__Dataset__

------------------------------------------------------------

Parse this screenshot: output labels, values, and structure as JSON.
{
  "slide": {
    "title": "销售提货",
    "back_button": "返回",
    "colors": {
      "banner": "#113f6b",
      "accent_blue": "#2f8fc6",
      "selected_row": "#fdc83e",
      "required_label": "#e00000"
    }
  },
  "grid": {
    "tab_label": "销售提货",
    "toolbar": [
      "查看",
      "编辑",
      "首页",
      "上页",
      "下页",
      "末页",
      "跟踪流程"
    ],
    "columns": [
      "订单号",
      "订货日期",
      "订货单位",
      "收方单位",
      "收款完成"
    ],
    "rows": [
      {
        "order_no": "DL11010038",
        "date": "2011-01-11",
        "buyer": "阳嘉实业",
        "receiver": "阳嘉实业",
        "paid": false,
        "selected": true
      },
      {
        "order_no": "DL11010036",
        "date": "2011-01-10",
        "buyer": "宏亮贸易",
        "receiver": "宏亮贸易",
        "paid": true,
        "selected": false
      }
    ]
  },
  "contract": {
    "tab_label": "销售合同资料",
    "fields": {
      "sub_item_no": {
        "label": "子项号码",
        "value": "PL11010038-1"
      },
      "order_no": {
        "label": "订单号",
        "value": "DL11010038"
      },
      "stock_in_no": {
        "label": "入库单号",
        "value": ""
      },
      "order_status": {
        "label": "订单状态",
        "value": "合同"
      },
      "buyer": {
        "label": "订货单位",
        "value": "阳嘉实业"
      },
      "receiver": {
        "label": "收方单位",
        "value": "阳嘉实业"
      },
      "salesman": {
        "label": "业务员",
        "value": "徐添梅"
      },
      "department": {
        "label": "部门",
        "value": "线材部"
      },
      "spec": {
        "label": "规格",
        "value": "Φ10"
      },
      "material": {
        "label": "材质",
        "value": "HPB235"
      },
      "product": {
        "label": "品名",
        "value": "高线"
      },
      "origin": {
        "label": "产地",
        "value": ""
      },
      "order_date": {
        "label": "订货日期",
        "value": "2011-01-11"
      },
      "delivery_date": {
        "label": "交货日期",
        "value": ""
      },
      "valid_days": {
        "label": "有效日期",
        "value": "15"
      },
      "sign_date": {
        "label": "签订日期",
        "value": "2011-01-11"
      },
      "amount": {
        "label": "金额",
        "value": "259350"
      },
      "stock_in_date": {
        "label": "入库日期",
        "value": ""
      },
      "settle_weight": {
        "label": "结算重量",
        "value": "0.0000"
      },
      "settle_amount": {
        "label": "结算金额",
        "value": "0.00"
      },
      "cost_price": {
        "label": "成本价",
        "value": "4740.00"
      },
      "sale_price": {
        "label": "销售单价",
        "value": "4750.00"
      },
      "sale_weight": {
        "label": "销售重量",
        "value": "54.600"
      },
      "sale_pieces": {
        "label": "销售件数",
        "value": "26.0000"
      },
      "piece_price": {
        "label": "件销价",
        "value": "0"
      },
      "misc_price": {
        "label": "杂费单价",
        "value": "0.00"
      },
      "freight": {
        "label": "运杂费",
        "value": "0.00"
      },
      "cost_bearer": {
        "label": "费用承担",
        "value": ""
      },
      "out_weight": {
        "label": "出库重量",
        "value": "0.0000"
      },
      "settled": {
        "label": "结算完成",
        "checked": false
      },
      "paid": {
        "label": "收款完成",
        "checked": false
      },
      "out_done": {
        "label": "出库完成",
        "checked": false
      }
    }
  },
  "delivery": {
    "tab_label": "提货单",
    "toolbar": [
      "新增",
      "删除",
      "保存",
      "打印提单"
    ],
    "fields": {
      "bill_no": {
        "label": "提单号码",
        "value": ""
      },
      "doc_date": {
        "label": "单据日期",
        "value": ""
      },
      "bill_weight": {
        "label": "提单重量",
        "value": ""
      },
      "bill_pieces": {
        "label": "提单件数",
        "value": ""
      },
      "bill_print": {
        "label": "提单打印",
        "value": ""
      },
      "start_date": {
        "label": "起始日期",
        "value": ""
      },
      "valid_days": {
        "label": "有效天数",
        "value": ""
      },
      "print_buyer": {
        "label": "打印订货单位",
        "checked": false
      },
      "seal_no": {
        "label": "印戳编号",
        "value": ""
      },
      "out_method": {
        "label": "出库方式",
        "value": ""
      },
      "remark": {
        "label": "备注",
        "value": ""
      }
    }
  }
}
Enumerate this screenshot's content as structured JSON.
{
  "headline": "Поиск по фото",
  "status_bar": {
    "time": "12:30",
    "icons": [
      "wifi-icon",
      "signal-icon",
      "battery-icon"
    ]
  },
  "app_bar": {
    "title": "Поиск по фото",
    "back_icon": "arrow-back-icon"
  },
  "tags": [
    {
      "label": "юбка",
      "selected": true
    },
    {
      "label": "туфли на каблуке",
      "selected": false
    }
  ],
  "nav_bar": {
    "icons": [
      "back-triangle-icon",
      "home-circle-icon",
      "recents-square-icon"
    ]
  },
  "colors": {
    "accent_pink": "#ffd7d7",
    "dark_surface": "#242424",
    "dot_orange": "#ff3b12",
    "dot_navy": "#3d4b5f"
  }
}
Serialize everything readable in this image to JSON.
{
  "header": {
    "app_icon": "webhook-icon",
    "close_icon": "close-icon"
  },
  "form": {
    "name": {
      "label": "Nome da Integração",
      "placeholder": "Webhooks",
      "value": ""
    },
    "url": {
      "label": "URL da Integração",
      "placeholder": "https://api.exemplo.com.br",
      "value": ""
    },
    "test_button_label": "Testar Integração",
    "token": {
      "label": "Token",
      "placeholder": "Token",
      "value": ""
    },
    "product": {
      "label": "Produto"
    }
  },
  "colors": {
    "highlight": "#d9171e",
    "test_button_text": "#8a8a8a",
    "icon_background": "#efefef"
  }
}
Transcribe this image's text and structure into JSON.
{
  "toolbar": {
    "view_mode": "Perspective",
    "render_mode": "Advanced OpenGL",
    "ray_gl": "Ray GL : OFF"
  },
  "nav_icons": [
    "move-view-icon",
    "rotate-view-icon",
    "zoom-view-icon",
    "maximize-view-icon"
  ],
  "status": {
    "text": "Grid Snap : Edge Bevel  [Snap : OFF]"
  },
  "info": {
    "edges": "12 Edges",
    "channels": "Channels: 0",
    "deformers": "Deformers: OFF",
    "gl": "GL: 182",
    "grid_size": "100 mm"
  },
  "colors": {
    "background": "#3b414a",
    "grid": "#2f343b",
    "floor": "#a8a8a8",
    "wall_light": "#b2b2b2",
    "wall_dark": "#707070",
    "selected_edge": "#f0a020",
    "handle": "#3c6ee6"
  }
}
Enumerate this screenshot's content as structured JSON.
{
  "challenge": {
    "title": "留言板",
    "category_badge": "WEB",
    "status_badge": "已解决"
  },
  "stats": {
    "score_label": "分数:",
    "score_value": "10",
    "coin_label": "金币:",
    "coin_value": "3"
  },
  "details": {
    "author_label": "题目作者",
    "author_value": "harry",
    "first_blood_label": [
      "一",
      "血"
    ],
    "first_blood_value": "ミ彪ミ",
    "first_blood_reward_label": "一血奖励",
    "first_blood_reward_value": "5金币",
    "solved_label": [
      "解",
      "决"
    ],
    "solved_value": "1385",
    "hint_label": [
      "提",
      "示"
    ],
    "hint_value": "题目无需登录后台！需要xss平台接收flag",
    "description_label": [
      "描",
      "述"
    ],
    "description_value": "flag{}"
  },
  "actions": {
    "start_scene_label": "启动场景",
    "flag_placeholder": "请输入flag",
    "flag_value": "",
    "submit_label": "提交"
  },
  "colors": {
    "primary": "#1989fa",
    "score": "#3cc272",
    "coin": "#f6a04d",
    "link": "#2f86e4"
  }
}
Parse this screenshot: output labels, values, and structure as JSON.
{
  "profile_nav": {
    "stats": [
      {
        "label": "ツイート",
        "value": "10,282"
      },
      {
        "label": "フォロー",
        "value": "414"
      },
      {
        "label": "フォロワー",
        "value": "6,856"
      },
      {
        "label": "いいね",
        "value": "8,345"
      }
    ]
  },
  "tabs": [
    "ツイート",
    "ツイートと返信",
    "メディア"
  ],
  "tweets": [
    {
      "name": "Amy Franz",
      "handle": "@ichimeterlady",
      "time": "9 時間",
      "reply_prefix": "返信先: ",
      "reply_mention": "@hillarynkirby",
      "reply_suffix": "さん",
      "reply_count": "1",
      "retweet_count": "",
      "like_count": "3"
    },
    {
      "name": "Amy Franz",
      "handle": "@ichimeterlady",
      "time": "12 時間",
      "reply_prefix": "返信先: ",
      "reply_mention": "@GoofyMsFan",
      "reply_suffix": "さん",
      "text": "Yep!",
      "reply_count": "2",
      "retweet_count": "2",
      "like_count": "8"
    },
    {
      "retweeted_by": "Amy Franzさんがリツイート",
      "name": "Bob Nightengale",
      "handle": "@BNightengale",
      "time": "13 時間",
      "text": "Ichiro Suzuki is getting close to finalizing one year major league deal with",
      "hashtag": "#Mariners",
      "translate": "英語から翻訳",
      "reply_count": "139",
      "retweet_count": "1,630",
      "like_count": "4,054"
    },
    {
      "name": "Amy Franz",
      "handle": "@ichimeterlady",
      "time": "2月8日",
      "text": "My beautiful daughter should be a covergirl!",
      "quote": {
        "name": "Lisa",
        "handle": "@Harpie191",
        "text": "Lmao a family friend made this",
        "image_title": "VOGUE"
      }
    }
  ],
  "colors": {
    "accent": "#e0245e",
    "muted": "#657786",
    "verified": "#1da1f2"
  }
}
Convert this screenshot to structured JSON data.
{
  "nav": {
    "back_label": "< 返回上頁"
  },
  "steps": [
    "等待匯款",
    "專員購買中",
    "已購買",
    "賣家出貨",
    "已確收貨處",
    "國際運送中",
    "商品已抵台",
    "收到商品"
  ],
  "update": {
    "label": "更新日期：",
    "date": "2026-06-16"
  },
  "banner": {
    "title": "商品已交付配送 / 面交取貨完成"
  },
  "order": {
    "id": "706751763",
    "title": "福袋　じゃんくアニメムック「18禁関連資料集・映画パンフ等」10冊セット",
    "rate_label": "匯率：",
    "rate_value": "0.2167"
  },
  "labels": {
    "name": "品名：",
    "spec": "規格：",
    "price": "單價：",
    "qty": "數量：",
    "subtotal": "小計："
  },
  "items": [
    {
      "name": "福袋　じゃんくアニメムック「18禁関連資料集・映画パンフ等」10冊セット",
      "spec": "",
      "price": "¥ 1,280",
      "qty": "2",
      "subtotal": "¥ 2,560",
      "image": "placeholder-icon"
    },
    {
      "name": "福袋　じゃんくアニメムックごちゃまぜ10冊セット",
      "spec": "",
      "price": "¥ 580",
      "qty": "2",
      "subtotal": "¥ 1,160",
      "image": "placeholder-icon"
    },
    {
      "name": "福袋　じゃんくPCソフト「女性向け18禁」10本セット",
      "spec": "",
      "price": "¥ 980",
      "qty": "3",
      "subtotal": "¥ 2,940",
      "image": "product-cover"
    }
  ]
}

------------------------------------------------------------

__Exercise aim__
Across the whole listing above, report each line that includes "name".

__Answer space__
    "name": {
      "name": "Amy Franz",
      "name": "Amy Franz",
      "name": "Bob Nightengale",
      "name": "Amy Franz",
        "name": "Lisa",
    "name": "品名：",
      "name": "福袋　じゃんくアニメムック「18禁関連資料集・映画パンフ等」10冊セット",
      "name": "福袋　じゃんくアニメムックごちゃまぜ10冊セット",
      "name": "福袋　じゃんくPCソフト「女性向け18禁」10本セット",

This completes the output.